  • Political Geography: Afghanistan, United States
  • Publication Date: 03-2010
  • Content Type: Working Paper
  • Institution: International Crisis Group
  • Abstract: Haiti's earthquake produced enormous devastation that threatens political and socio-economic stability and poses huge recovery and reconstruction challenges. Historical institutional and governance weaknesses and deep poverty compound a major humanitarian crisis that could become very difficult to control if the security environment deteriorates further with the approaching rainy and hurricane seasons. The disaster prompted postponement of legislative elections and casts uncertainty over whether presidential elections can be held at year's end as planned. After mid-May, the legislature will have left office, and the country will be missing critical parts of its institutional anatomy.

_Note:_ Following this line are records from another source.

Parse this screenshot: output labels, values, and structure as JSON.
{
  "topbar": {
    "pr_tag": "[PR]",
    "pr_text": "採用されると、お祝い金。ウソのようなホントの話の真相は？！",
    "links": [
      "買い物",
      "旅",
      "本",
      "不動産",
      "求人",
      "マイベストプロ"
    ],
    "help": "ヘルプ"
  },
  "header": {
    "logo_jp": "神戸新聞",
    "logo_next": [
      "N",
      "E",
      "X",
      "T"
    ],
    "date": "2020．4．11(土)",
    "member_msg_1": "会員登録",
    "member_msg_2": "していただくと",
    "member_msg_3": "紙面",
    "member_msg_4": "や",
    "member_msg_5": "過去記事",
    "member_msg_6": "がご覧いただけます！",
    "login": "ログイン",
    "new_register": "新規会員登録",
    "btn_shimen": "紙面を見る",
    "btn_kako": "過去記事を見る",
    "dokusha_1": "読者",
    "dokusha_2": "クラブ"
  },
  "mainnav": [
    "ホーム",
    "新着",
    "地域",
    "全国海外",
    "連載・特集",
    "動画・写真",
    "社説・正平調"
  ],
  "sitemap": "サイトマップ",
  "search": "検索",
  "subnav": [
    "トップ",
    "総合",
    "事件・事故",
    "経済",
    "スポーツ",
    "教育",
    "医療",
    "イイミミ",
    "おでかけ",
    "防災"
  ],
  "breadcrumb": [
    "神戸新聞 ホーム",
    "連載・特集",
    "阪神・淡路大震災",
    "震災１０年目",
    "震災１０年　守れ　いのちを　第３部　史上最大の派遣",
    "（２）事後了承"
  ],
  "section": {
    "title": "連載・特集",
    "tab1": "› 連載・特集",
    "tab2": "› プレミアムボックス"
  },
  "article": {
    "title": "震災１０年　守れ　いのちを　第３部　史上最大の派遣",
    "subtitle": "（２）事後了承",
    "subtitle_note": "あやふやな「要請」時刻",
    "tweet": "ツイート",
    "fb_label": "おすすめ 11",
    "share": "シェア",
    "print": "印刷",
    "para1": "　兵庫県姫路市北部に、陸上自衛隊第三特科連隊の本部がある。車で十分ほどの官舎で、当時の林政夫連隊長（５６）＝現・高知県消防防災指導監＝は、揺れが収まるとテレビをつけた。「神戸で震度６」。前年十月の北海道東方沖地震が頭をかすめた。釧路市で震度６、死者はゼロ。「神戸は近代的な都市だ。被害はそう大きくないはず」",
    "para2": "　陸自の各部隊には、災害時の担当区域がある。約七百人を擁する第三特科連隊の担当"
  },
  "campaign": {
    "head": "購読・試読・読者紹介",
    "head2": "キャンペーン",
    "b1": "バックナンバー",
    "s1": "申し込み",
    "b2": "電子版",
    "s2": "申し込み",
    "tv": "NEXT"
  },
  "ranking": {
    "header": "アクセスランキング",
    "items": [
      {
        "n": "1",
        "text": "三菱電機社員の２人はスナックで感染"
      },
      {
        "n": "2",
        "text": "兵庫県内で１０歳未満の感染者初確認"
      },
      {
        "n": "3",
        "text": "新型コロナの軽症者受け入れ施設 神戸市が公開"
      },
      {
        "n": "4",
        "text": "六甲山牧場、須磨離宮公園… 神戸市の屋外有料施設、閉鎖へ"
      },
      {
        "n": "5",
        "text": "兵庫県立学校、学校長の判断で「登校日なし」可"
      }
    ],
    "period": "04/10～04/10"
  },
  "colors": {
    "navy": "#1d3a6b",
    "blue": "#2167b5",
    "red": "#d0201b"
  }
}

The government must thus reach out now to civil, political and economic society to forge a robust consensus on how democracy can be upheld until elections without sacrificing the incumbent's ability to take tough and urgent decisions on reconstruction. These need to be based on a Haitian-led long-term strategy supported by all sectors of society and the international community and pay due attention to restoring security and rule of law.
  • Topic: Disaster Relief, Economics, Poverty, Foreign Aid
  • Political Geography: Caribbean, Haiti